Neil traded up his iPhone 8 Plus to the iPhone X, and he wants to know if Wi-Fi calling is a good idea. Should he turn it on? Leo says that the cell carriers would like him to use it if they support it. It doesn't use their towers, eliminating congestion, and they can still charge him for usage. Would it be of any benefit to Neil? Leo says not really. Quality will vary and if he has a poor connection, that could be an issue.
Jacob was traveling to Austria with an unlocked iPhone X on T-Mobile, but the SIM card he bought there for it didn't work. Phones can be locked to a carrier, but Jacob is saying it's not carrier locked. At least it wasn't when he bought it. It turned out that T-Mobile locked it after the fact. Leo says the FCC used to enforce this, and the phone companies would have to unlock phones after a reasonable time period. This all started when the phones were subsidized by the companies. Since Jacob paid for the phone in full, the companies shouldn't be locking it. There's no justification for it.
Chris wants to get an Apple Watch Series 3 and the iPhone X. He's heard rumors, however, that Apple is slowing down production, and he's wondering if he should avoid those products. Leo says to consider the source. For instance, Ming-Chi Quo is primarily an analyst and his job is more to decide if it's worth buying Apple stock over buying the iPhone. So far, there's been no confirmation of sales having softened due to supply. If anything, it's been quite the opposite, especially with the Apple Watch. Analysts and rumor guys are wrong more often than they are right.
Mike got an iPhone X on T-Mobile from the Apple Store. He took it to T-Mobile to activate it, but found out that T-Mobile won't insure it. Leo says that's because Mike bought it from Apple, not T-Mobile. So Apple Care applies. Leo tends to self-insure because extended warranties are profit centers for the seller. But the iPhone X is very expensive to repair or replace. So he does make an exception with Apple Care, but he'll want to get Apple Care Plus. If he breaks it once, it's probably going to pay for itself.
The holidays are a time where product releases and tech news slow down. This gives technology reporters a chance to look back over the year and come up with winners and losers. This is also when reviews really get into the nitty-gritty of what works and what doesn't. Looking at candidates for Phone of the Year, Leo says that there's plenty of contenders.
Olga and her husband are blind, and she wants to know how the accessibility is for the Mellow Cooker with her iPhone. Will it tell her what to do when she links the two together? Leo says the Mellow has no controls, so it would be controlled with an app. The app will walk them through it. They can just flash the Wi-Fi info from the phone, and then they'll be able to control it from the app.
Devin bought an iPhone 8 Plus, but now he wants the iPhone X. Leo says that's what we call "iPhone envy." And it's what Apple wants him to have. The iPhone X is the best iPhone made, but the differences are minimal. The camera will give him equally good pictures. It has the same processor, same memory, and same storage. All he would get is a taller screen and no Touch ID (Face ID instead). He also would get an OLED screen, rather than an LCD. But if he's only had that iPhone 8 Plus for a week or two, there's a good chance that he could return it to get the iPhone X if he wants.
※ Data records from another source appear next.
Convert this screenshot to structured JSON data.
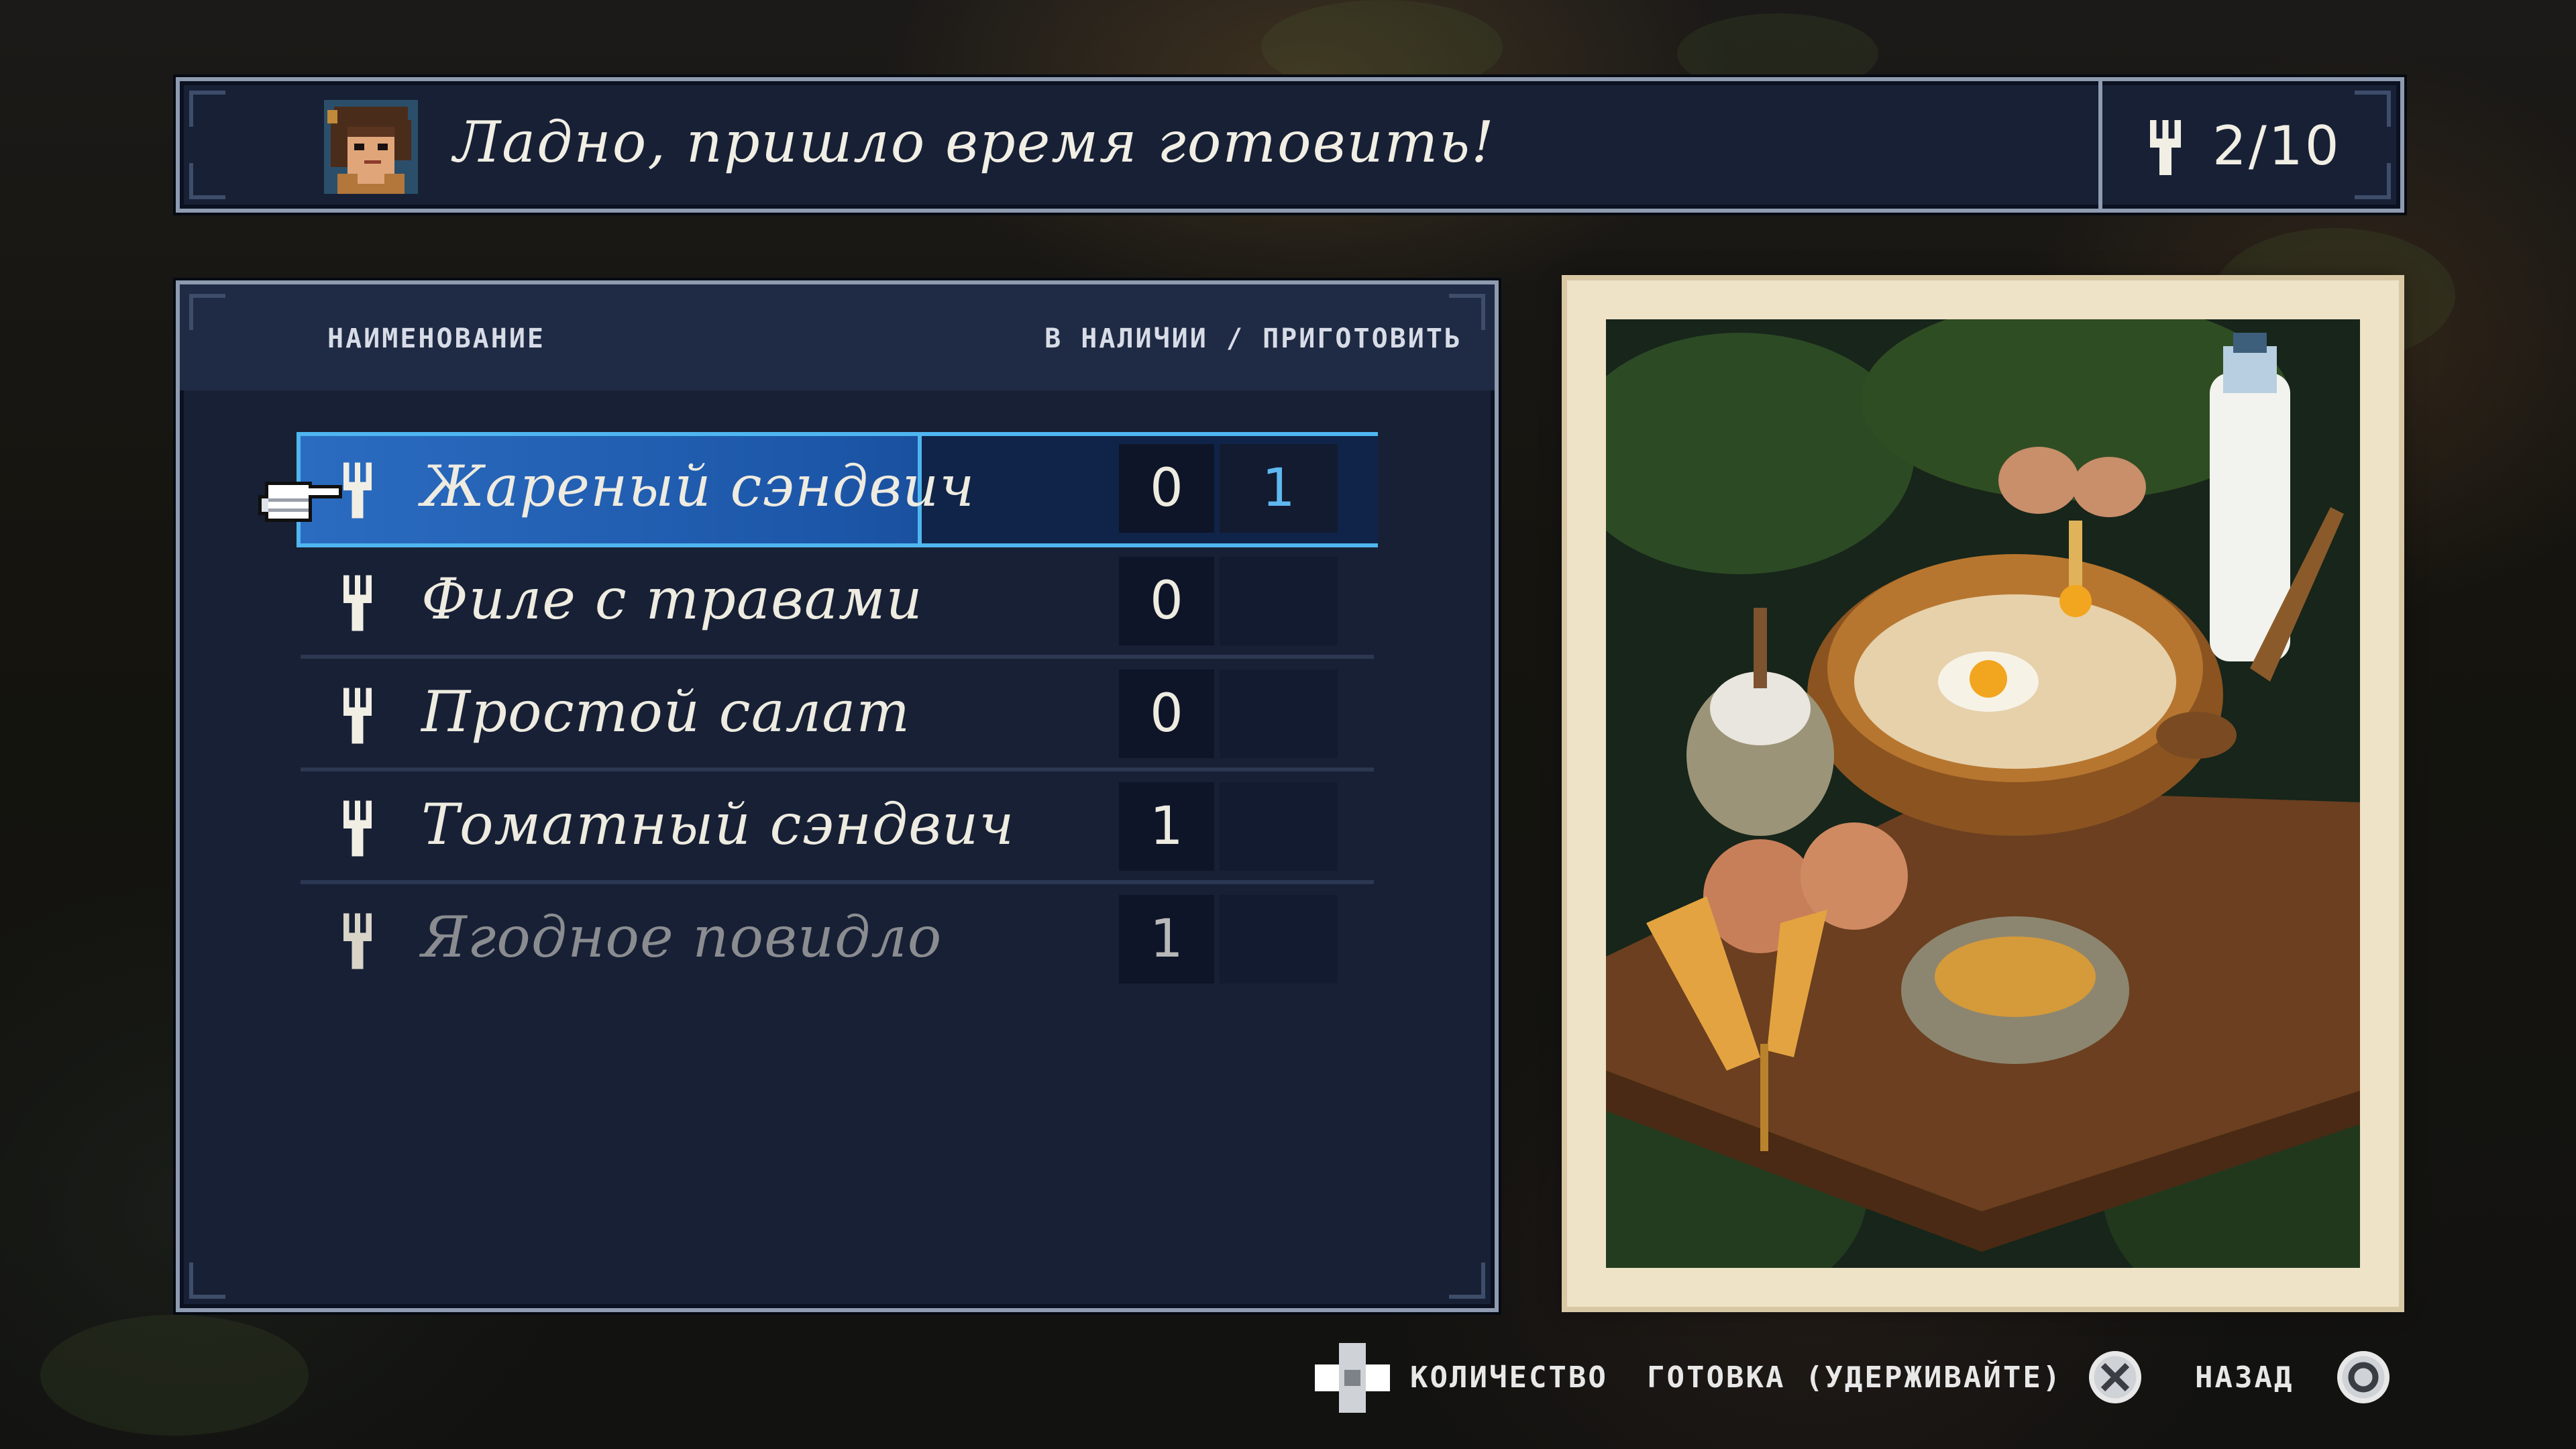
{
  "dialogue": {
    "text": "Ладно, пришло время готовить!",
    "portrait_icon": "character-portrait"
  },
  "counter": {
    "icon": "fork-icon",
    "text": "2/10"
  },
  "list": {
    "header_name": "НАИМЕНОВАНИЕ",
    "header_stock": "В НАЛИЧИИ / ПРИГОТОВИТЬ",
    "items": [
      {
        "name": "Жареный сэндвич",
        "stock": "0",
        "cook": "1",
        "selected": true,
        "disabled": false
      },
      {
        "name": "Филе с травами",
        "stock": "0",
        "cook": "",
        "selected": false,
        "disabled": false
      },
      {
        "name": "Простой салат",
        "stock": "0",
        "cook": "",
        "selected": false,
        "disabled": false
      },
      {
        "name": "Томатный сэндвич",
        "stock": "1",
        "cook": "",
        "selected": false,
        "disabled": false
      },
      {
        "name": "Ягодное повидло",
        "stock": "1",
        "cook": "",
        "selected": false,
        "disabled": true
      }
    ]
  },
  "controls": {
    "quantity_label": "КОЛИЧЕСТВО",
    "cook_label": "ГОТОВКА (УДЕРЖИВАЙТЕ)",
    "back_label": "НАЗАД",
    "quantity_icon": "dpad-icon",
    "cook_icon": "cross-button-icon",
    "back_icon": "circle-button-icon"
  },
  "colors": {
    "panel_bg": "#172035",
    "panel_border": "#8e9bb0",
    "selection": "#2b6cc0",
    "selection_outline": "#4fb6f0",
    "cook_value": "#5fb8f0",
    "card_bg": "#eee2c7"
  }
}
Mark ordered an iPhone X from Apple and he's worried about the order. He ordered an AT&T model, but his wife moving to Verizon. Can he swap it through the Apple store? Leo says that's probable. He'll definitely want to do that since the phones are locked to the carrier. The Verizon model would work with AT&T, but not the other way around. That's because Verizon's phone is unlocked, but have different radios in each. Leo suggests not even opening the box. He should just take the phone to the Apple Store and swap it out.
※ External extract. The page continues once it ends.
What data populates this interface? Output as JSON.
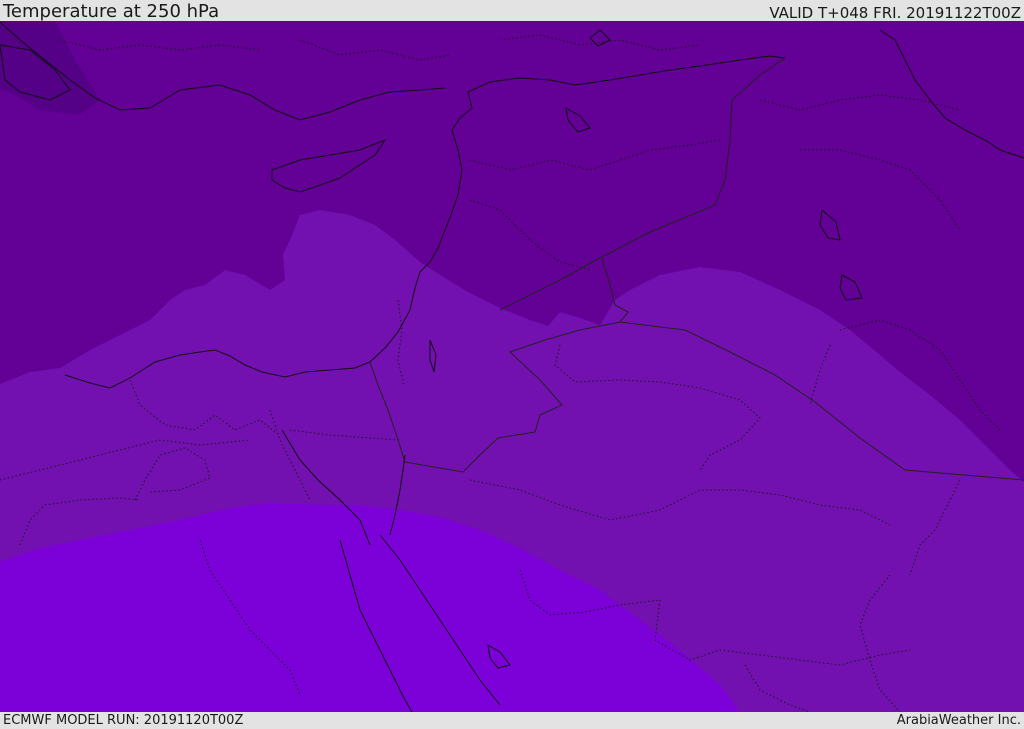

Howard just got an iPhone X and he had to restore his iPhone 4 data to it. Leo says the fastest way to do that is to plug it into iTunes, back it up, and then restore to his new phone. It should take about 5 to 10 minutes. But his problem is that his network is wired and he can't get updates because it's Wi-Fi only. Is that true? Leo says not really. He can connect to iTunes, download the updates, and install them.
One week with the iPhone X and Leo says he's still digging' it. But he's still smarting over the price because he thinks the iPhone X is the phone that everyone should have moving forward. But that cost is staggering. Things he really likes is the Clips app that allows you to put yourself into different scenes, which maps the world around you and sticks you into augmented reality with amazing speed.